The very first issue of the Federal Reserve Bulletin was released in May 1915. Starting with that first issue, the Federal Reserve Banks have reported on business conditions in their Districts: (You can read the five-page summary of it on FRASER.) The reports were submitted by the Federal Reserve Agents, possibly as part of the requirement in the Federal Reserve Act (section 4, subsection 20) that they “make regular reports to the Board of Governors of the Federal Reserve System.”
These reports on local economic conditions appear to have had value to the businesses in the District as well. Their length and level of detail quickly grew, and within a few years Federal Reserve Banks were distributing their report on local business conditions to businesses directly, in addition to the copy sent to the Board of Governors. The oldest example of a separate District-level publication available in FRASER is from the Federal Reserve Bank of Dallas, published in December 1916.

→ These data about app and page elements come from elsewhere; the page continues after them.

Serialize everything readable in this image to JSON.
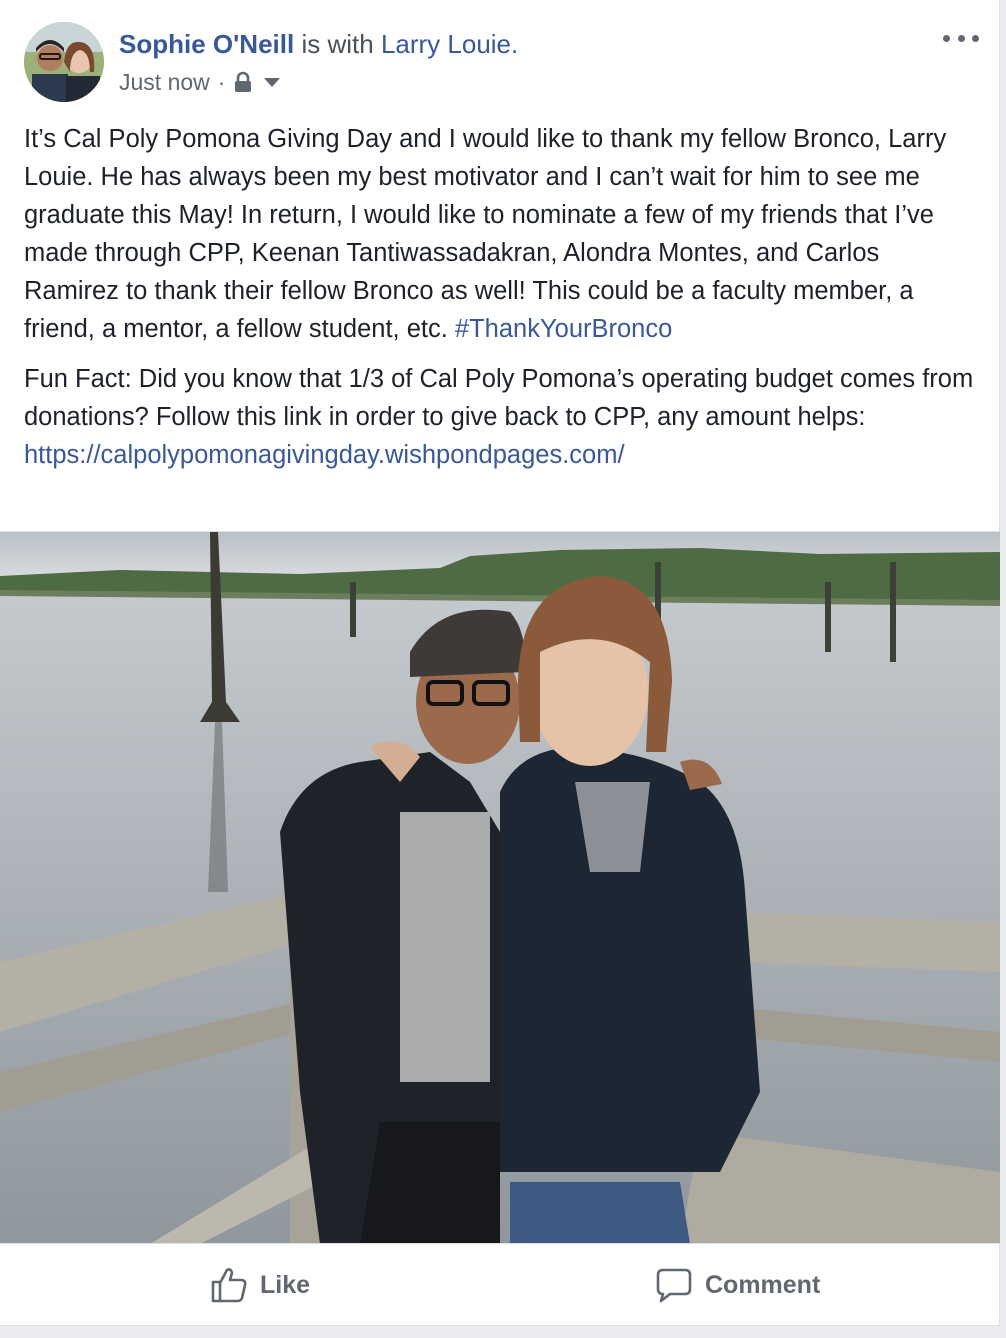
{
  "post": {
    "author": "Sophie O'Neill",
    "with_text": "is with",
    "tagged": "Larry Louie.",
    "timestamp": "Just now",
    "separator": "·",
    "privacy_icon": "lock-icon",
    "audience_menu_icon": "caret-down-icon",
    "more_icon": "ellipsis-icon",
    "paragraph1": "It’s Cal Poly Pomona Giving Day and I would like to thank my fellow Bronco, Larry Louie. He has always been my best motivator and I can’t wait for him to see me graduate this May! In return, I would like to nominate a few of my friends that I’ve made through CPP, Keenan Tantiwassadakran, Alondra Montes, and Carlos Ramirez to thank their fellow Bronco as well! This could be a faculty member, a friend, a mentor, a fellow student, etc.",
    "hashtag": "#ThankYourBronco",
    "paragraph2": "Fun Fact: Did you know that 1/3 of Cal Poly Pomona’s operating budget comes from donations? Follow this link in order to give back to CPP, any amount helps:",
    "link": "https://calpolypomonagivingday.wishpondpages.com/"
  },
  "actions": {
    "like_label": "Like",
    "like_icon": "thumbs-up-icon",
    "comment_label": "Comment",
    "comment_icon": "speech-bubble-icon"
  },
  "colors": {
    "link": "#385898",
    "muted": "#616770",
    "text": "#1d2129"
  }
}
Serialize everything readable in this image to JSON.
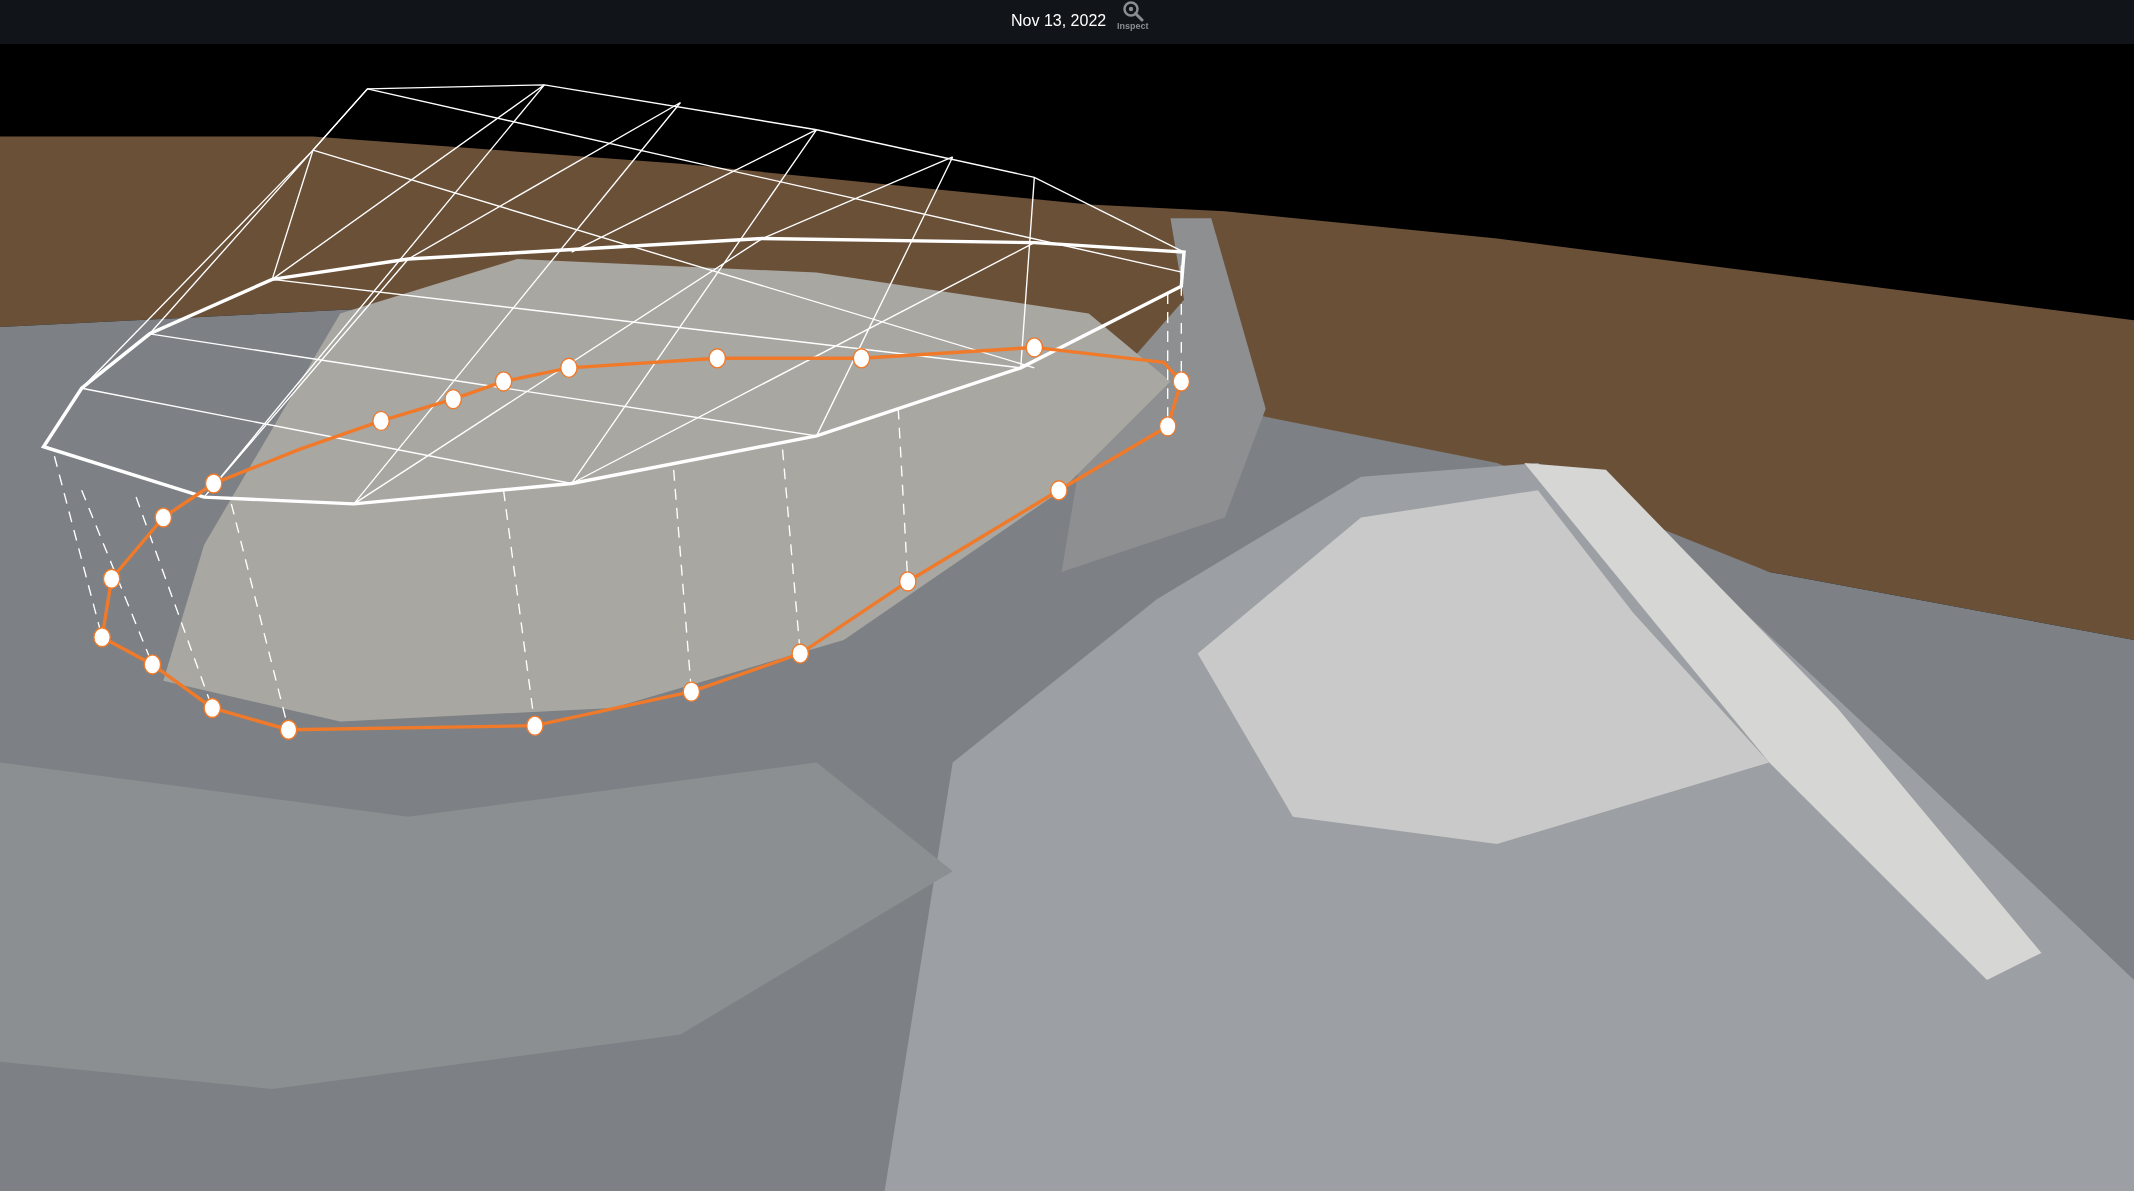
{
  "top_bar": {
    "date": "Nov 13, 2022",
    "inspect_button": {
      "label": "Inspect"
    }
  }
}
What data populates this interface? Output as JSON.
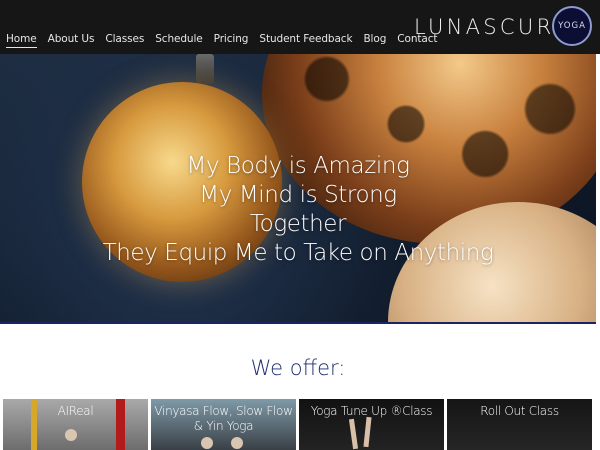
{
  "nav": {
    "items": [
      "Home",
      "About Us",
      "Classes",
      "Schedule",
      "Pricing",
      "Student Feedback",
      "Blog",
      "Contact"
    ],
    "active": "Home"
  },
  "logo": {
    "text": "LUNASCURA",
    "badge": "YOGA"
  },
  "hero": {
    "lines": [
      "My Body is Amazing",
      "My Mind is Strong",
      "Together",
      "They Equip Me to Take on Anything"
    ]
  },
  "offer": {
    "heading": "We offer:",
    "cards": [
      {
        "title": "AIReal"
      },
      {
        "title": "Vinyasa Flow, Slow Flow & Yin Yoga"
      },
      {
        "title": "Yoga Tune Up ®Class"
      },
      {
        "title": "Roll Out Class"
      }
    ]
  },
  "colors": {
    "header_bg": "#161616",
    "accent_navy": "#1e2d70",
    "logo_ring": "#8e9bd0"
  }
}
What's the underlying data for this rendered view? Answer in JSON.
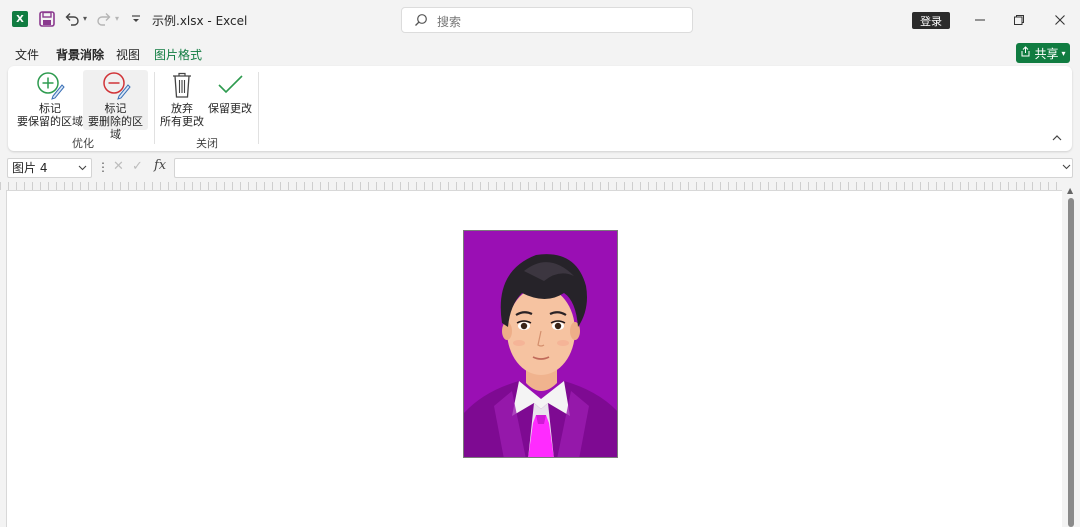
{
  "app": {
    "doc_title": "示例.xlsx  -  Excel",
    "logo_letter": "X"
  },
  "search": {
    "placeholder": "搜索"
  },
  "account": {
    "login_label": "登录"
  },
  "menu": {
    "tabs": [
      "文件",
      "背景消除",
      "视图",
      "图片格式"
    ],
    "active_tab": "背景消除",
    "share_label": "共享"
  },
  "ribbon": {
    "groups": [
      {
        "label": "优化",
        "buttons": [
          {
            "line1": "标记",
            "line2": "要保留的区域",
            "icon": "mark-keep-plus-pen-icon"
          },
          {
            "line1": "标记",
            "line2": "要删除的区域",
            "icon": "mark-remove-minus-pen-icon"
          }
        ]
      },
      {
        "label": "关闭",
        "buttons": [
          {
            "line1": "放弃",
            "line2": "所有更改",
            "icon": "trash-icon"
          },
          {
            "line1": "保留更改",
            "line2": "",
            "icon": "checkmark-icon"
          }
        ]
      }
    ]
  },
  "formula_bar": {
    "name_box": "图片 4",
    "formula": ""
  },
  "colors": {
    "excel_green": "#107c41",
    "picture_background": "#9a0fb4"
  }
}
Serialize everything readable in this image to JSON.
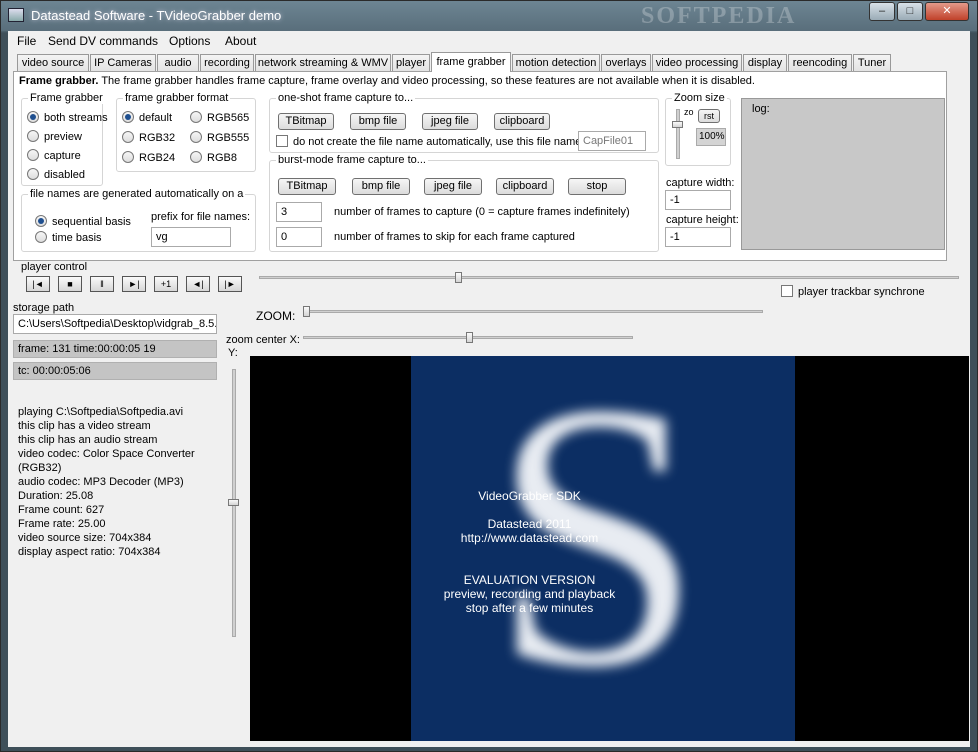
{
  "window": {
    "title": "Datastead Software - TVideoGrabber demo",
    "watermark": "SOFTPEDIA",
    "controls": {
      "minimize": "–",
      "maximize": "□",
      "close": "✕"
    }
  },
  "menu": [
    "File",
    "Send DV commands",
    "Options",
    "About"
  ],
  "tabs": [
    "video source",
    "IP Cameras",
    "audio",
    "recording",
    "network streaming & WMV",
    "player",
    "frame grabber",
    "motion detection",
    "overlays",
    "video processing",
    "display",
    "reencoding",
    "Tuner"
  ],
  "active_tab": "frame grabber",
  "frame_grabber": {
    "header_bold": "Frame grabber.",
    "header_text": " The frame grabber handles frame capture, frame overlay and video processing, so these features are not available when it is disabled.",
    "mode_group": {
      "title": "Frame grabber",
      "options": [
        "both streams",
        "preview",
        "capture",
        "disabled"
      ],
      "selected": "both streams"
    },
    "format_group": {
      "title": "frame grabber format",
      "options": [
        "default",
        "RGB565",
        "RGB32",
        "RGB555",
        "RGB24",
        "RGB8"
      ],
      "selected": "default"
    },
    "file_names_group": {
      "title": "file names are generated automatically on a",
      "options": [
        "sequential basis",
        "time basis"
      ],
      "selected": "sequential basis",
      "prefix_label": "prefix for file names:",
      "prefix_value": "vg"
    },
    "one_shot": {
      "title": "one-shot frame capture to...",
      "buttons": [
        "TBitmap",
        "bmp file",
        "jpeg file",
        "clipboard"
      ],
      "checkbox_label": "do not create the file name automatically, use this file name:",
      "filename_value": "CapFile01"
    },
    "burst": {
      "title": "burst-mode frame capture to...",
      "buttons": [
        "TBitmap",
        "bmp file",
        "jpeg file",
        "clipboard",
        "stop"
      ],
      "frames_to_capture_value": "3",
      "frames_to_capture_label": "number of frames to capture  (0 = capture frames indefinitely)",
      "frames_to_skip_value": "0",
      "frames_to_skip_label": "number of frames to skip for each frame captured"
    },
    "zoom": {
      "title": "Zoom size",
      "slider_label": "zo",
      "rst_label": "rst",
      "value": "100%"
    },
    "capture_width_label": "capture width:",
    "capture_width_value": "-1",
    "capture_height_label": "capture height:",
    "capture_height_value": "-1",
    "log_label": "log:"
  },
  "player_control": {
    "label": "player control",
    "buttons": [
      "|◄",
      "■",
      "‖",
      "►|",
      "+1",
      "◄|",
      "|►"
    ],
    "trackbar_position": 0.28,
    "sync_label": "player trackbar synchrone"
  },
  "storage": {
    "label": "storage path",
    "value": "C:\\Users\\Softpedia\\Desktop\\vidgrab_8.5."
  },
  "frame_info": "frame: 131 time:00:00:05 19",
  "tc_info": "tc: 00:00:05:06",
  "info_lines": [
    "playing C:\\Softpedia\\Softpedia.avi",
    "this clip has a video stream",
    "this clip has an audio stream",
    "",
    "video codec: Color Space Converter (RGB32)",
    "audio codec: MP3 Decoder (MP3)",
    "",
    "Duration: 25.08",
    "Frame count: 627",
    "Frame rate: 25.00",
    "video source size: 704x384",
    "display aspect ratio: 704x384"
  ],
  "zoom_controls": {
    "zoom_label": "ZOOM:",
    "center_label": "zoom center X:",
    "y_label": "Y:"
  },
  "video_overlay": {
    "big_letter": "S",
    "lines": [
      "VideoGrabber SDK",
      "Datastead 2011",
      "http://www.datastead.com",
      "",
      "EVALUATION VERSION",
      "preview, recording and playback",
      "stop after a few minutes"
    ]
  }
}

In January 1919, the Federal Reserve Bulletin noted that these local reports had grown in length and increased in distribution. To provide a more national focus, the Board announced that, because these reports were being issued locally, the Bulletin would cease publishing the full report from the Federal Reserve Agents and summarize the local reports into a national report. The Districts continued to produce their local reports and make them available to the public. The reports varied in content, but offer insights about local economic conditions and concerns at the time.
To get a sense of how different each district’s economy was, it is useful to read these local reports. For instance, one can see a difference just looking at the first issue available for each district in FRASER. For St. Louis in 1917, the focus is on agriculture, the National Stock Yards, fur sales, dry goods, and boots and shoes (an old saying about St. Louis: first in shoes, first in booze, last in the American League). For Philadelphia in 1918, the production of war materials and supplies is a priority, along with railroad transportation issues followed by coal and agriculture. In Chicago in 1917, the focus is on agriculture, automobile manufacturing, and merchandise. In New York’s report in 1919, the focus is on the stock market, money market, and foreign exchange rates (some things don’t change).
Banks continued to regularly publish and distribute their monthly reports of conditions. The publications grew in length and content; most added articles describing local business and banking conditions and many changed their title to something like “Monthly Review” or “Economic Review.” These Reviews also began to publish more in-depth pieces that described the current state of an industry or the service economy, much like a business news magazine might produce. For instance, the Atlanta Fed’s Monthly Review published an article by Brown R. Rawlings in the February 28, 1950, issue describing the frozen concentrate orange juice industry as a “sensational development in food processing.”
The next change for the Reviews was their focus: During the 1970s, many of the Reviews began publishing articles written by economists with much more academic subject matter, a reflection of the Reserve Banks’ academic economists’ interests. For instance, the October 1972 Economic Review from the Federal Reserve Bank of Cleveland included an article written by Theodore Torda: “Impact of Inflation on the Elderly.” It contained footnotes and data and much more detail than the earlier news magazine style articles. Discussions of money supply, monetary policy, fiscal policy, foreign exchange, and other economic matters that were national in scope became common topics in the Reviews. In addition to the more academic and nationally focused content, the style and tone also became more academic, with footnotes and bibliographies similar to a peer-reviewed journal in the economics profession. The audience for these publications was larger than the audience for many peer-reviewed journals, reaching a public audience interested in serious economic issues of the day.
Over time, some Banks have ceased publication of their Reviews; others continue to view them as an important tool for providing the public with research on monetary policy, banking, and developments in the economy.. Over 10,000 back issues of Bank Reviews and research publications are available on FRASER in the Federal Reserve Research Publications collection. Currently, FRASER contains the historical Reviews for the Atlanta, Chicago, Cleveland, Dallas, New York, Philadelphia, Richmond, San Francisco, and St. Louis Federal Reserve Banks, as well as the Board of Governors. Additional materials will be added to this theme as they are digitized. Additionally, a listing of all Review title changes and online availability is available.
These historical publications offer a unique view into local business conditions across the United States. They were published regularly and cover a consistent geography—providing an ongoing look into the regional economic conditions and a perspective on how each district had its own, local economy.
 Torda was better known for developing the Purchasing Managers’ Index as an economist at the U.S. Department of Commerce: https://www.washingtonpost.com/archive/local/1994/05/26/sar-levitan-dies-at-79/ae19f08b-5cb9-413b-97e9-411235859db5/?utm_term=.3bb87f7f1622.